“We have never talked since. He gave me a very obvious hint that he didn’t want to continue in partnership and terminated our relationship. Twenty years have passed. I think that now we would probably find something in common.”
In 1987, when he was only 18, Povarenkin was elected as president of Young Ethnographist, a hobby group at the local Pioneer Palace, Within 10 years, it turned into one of the first sociological cooperatives of the former USSR. Then it became a commercialized sociological research center named GEPICenter-2 with a team of 20 experts who conduct research all over Russia.
“Siman and I entered this hobby group the same year. I was 13, he was 14,” says Irina Soloveykina, who still works at GEPI Center-2. She says “Sima” definitely had great input into the creation of the company.

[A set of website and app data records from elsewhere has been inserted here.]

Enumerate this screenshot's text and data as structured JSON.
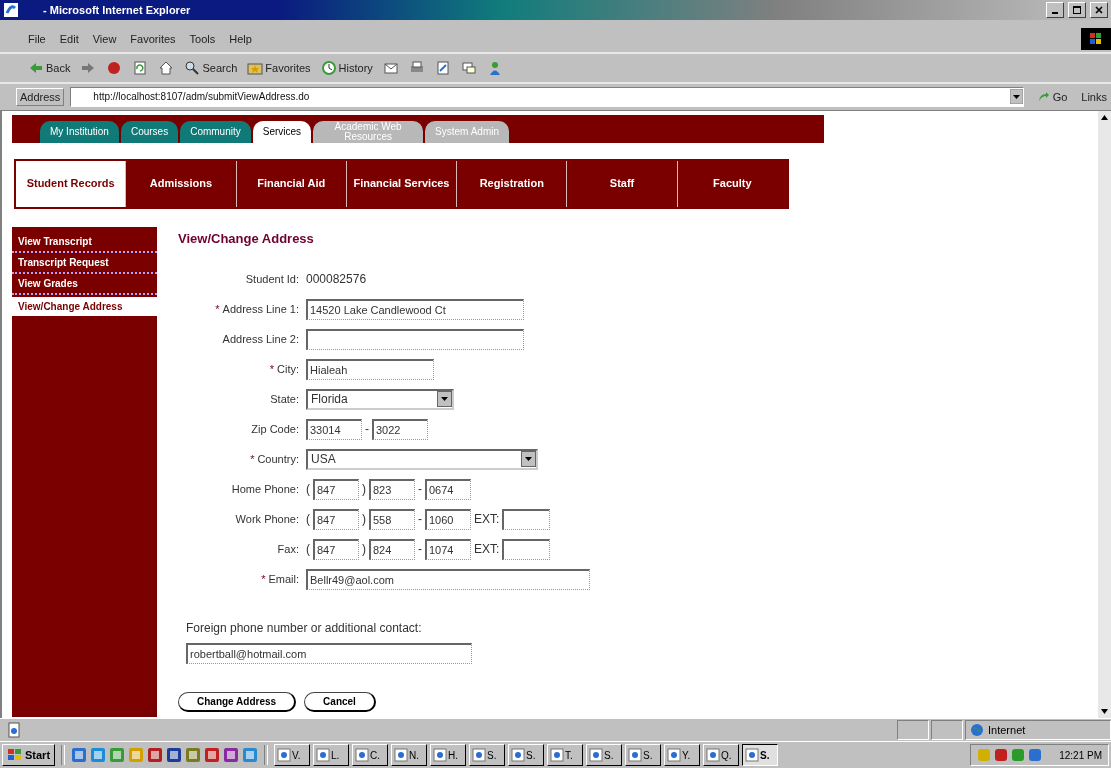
{
  "window": {
    "title": "- Microsoft Internet Explorer"
  },
  "menu": [
    "File",
    "Edit",
    "View",
    "Favorites",
    "Tools",
    "Help"
  ],
  "toolbar": [
    {
      "kind": "back",
      "label": "Back"
    },
    {
      "kind": "forward"
    },
    {
      "kind": "stop"
    },
    {
      "kind": "refresh"
    },
    {
      "kind": "home"
    },
    {
      "kind": "search",
      "label": "Search"
    },
    {
      "kind": "favorites",
      "label": "Favorites"
    },
    {
      "kind": "history",
      "label": "History"
    },
    {
      "kind": "mail"
    },
    {
      "kind": "print"
    },
    {
      "kind": "edit"
    },
    {
      "kind": "discuss"
    },
    {
      "kind": "messenger"
    }
  ],
  "address": {
    "label": "Address",
    "url": "http://localhost:8107/adm/submitViewAddress.do",
    "go": "Go",
    "links": "Links"
  },
  "portal_tabs": [
    {
      "label": "My Institution",
      "color": "#0f7a78",
      "selected": false
    },
    {
      "label": "Courses",
      "color": "#0f7a78",
      "selected": false
    },
    {
      "label": "Community",
      "color": "#0f7a78",
      "selected": false
    },
    {
      "label": "Services",
      "color": "#ffffff",
      "selected": true
    },
    {
      "label": "Academic Web Resources",
      "color": "#b8b8b8",
      "selected": false
    },
    {
      "label": "System Admin",
      "color": "#b8b8b8",
      "selected": false
    }
  ],
  "nav": [
    {
      "label": "Student Records",
      "selected": true
    },
    {
      "label": "Admissions",
      "selected": false
    },
    {
      "label": "Financial Aid",
      "selected": false
    },
    {
      "label": "Financial Services",
      "selected": false
    },
    {
      "label": "Registration",
      "selected": false
    },
    {
      "label": "Staff",
      "selected": false
    },
    {
      "label": "Faculty",
      "selected": false
    }
  ],
  "sidebar": [
    {
      "label": "View Transcript",
      "selected": false
    },
    {
      "label": "Transcript Request",
      "selected": false
    },
    {
      "label": "View Grades",
      "selected": false
    },
    {
      "label": "View/Change Address",
      "selected": true
    }
  ],
  "form": {
    "title": "View/Change Address",
    "rows": [
      {
        "label": "Student Id:",
        "parts": [
          {
            "kind": "value",
            "text": "000082576"
          }
        ]
      },
      {
        "mark": "*",
        "label": "Address Line 1:",
        "parts": [
          {
            "kind": "wide",
            "value": "14520 Lake Candlewood Ct"
          }
        ]
      },
      {
        "label": "Address Line 2:",
        "parts": [
          {
            "kind": "wide"
          }
        ]
      },
      {
        "mark": "*",
        "label": "City:",
        "parts": [
          {
            "kind": "mid",
            "value": "Hialeah"
          }
        ]
      },
      {
        "label": "State:",
        "parts": [
          {
            "kind": "select",
            "value": "Florida"
          }
        ]
      },
      {
        "label": "Zip Code:",
        "parts": [
          {
            "kind": "zip",
            "value": "33014"
          },
          {
            "kind": "sep",
            "text": "-"
          },
          {
            "kind": "zip",
            "value": "3022"
          }
        ]
      },
      {
        "mark": "*",
        "label": "Country:",
        "parts": [
          {
            "kind": "selectwide",
            "value": "USA"
          }
        ]
      },
      {
        "label": "Home Phone:",
        "parts": [
          {
            "kind": "sep",
            "text": "("
          },
          {
            "kind": "phone",
            "value": "847"
          },
          {
            "kind": "sep",
            "text": ")"
          },
          {
            "kind": "phone",
            "value": "823"
          },
          {
            "kind": "sep",
            "text": "-"
          },
          {
            "kind": "phone",
            "value": "0674"
          }
        ]
      },
      {
        "label": "Work Phone:",
        "parts": [
          {
            "kind": "sep",
            "text": "("
          },
          {
            "kind": "phone",
            "value": "847"
          },
          {
            "kind": "sep",
            "text": ")"
          },
          {
            "kind": "phone",
            "value": "558"
          },
          {
            "kind": "sep",
            "text": "-"
          },
          {
            "kind": "phone",
            "value": "1060"
          },
          {
            "kind": "sep",
            "text": "EXT:"
          },
          {
            "kind": "ext"
          }
        ]
      },
      {
        "label": "Fax:",
        "parts": [
          {
            "kind": "sep",
            "text": "("
          },
          {
            "kind": "phone",
            "value": "847"
          },
          {
            "kind": "sep",
            "text": ")"
          },
          {
            "kind": "phone",
            "value": "824"
          },
          {
            "kind": "sep",
            "text": "-"
          },
          {
            "kind": "phone",
            "value": "1074"
          },
          {
            "kind": "sep",
            "text": "EXT:"
          },
          {
            "kind": "ext"
          }
        ]
      },
      {
        "mark": "*",
        "label": "Email:",
        "parts": [
          {
            "kind": "email",
            "value": "Bellr49@aol.com"
          }
        ]
      }
    ],
    "foreign": {
      "label": "Foreign phone number or additional contact:",
      "value": "robertball@hotmail.com"
    },
    "buttons": [
      "Change Address",
      "Cancel"
    ]
  },
  "status_bar": {
    "zone": "Internet"
  },
  "taskbar": {
    "start": "Start",
    "tasks": [
      {
        "label": "V.",
        "selected": false
      },
      {
        "label": "L.",
        "selected": false
      },
      {
        "label": "C.",
        "selected": false
      },
      {
        "label": "N.",
        "selected": false
      },
      {
        "label": "H.",
        "selected": false
      },
      {
        "label": "S.",
        "selected": false
      },
      {
        "label": "S.",
        "selected": false
      },
      {
        "label": "T.",
        "selected": false
      },
      {
        "label": "S.",
        "selected": false
      },
      {
        "label": "S.",
        "selected": false
      },
      {
        "label": "Y.",
        "selected": false
      },
      {
        "label": "Q.",
        "selected": false
      },
      {
        "label": "S.",
        "selected": true
      }
    ],
    "time": "12:21 PM"
  }
}
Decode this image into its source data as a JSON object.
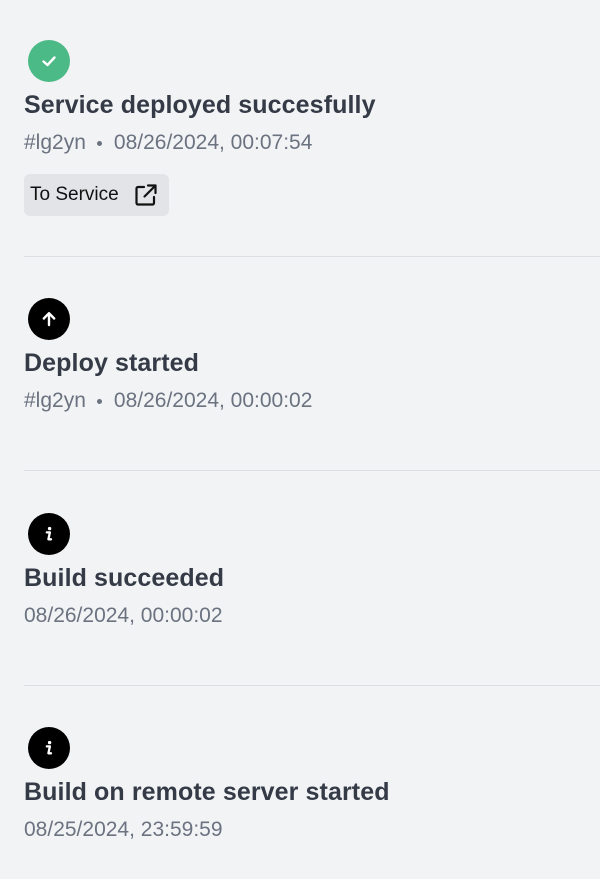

“He was the first one from our group to learn how to play a guitar,” she says. “He decided to learn, and after one month, he had it – he met his deadline.”
Before he was elected president, Povarenkin served as the hobby group’s “executioner”. The group practiced symbolical physical punishments for members who were late or broke the group’s rules. Povarenkin was supposed to slap any member of the circle, using sneakers or other shoes. “Slapping a private is quite different from slapping a leader. But his hand would never shake,” recalls Soloveykina.
Povarnkin did not remain in touch with the hobby group members either. “He left us forever without even looking back,” says Soloveykina. “Siman always had very explicit goals. “He would achieve whatever goals he would set. He declared back in the mid-1980s: ‘I am going to have a palace in Europe…’ ”
Siman Povarenkin fulfilled this dream nearly 30 years after announcing it – he acquired the Yves Saint Laurent Château in Normandy.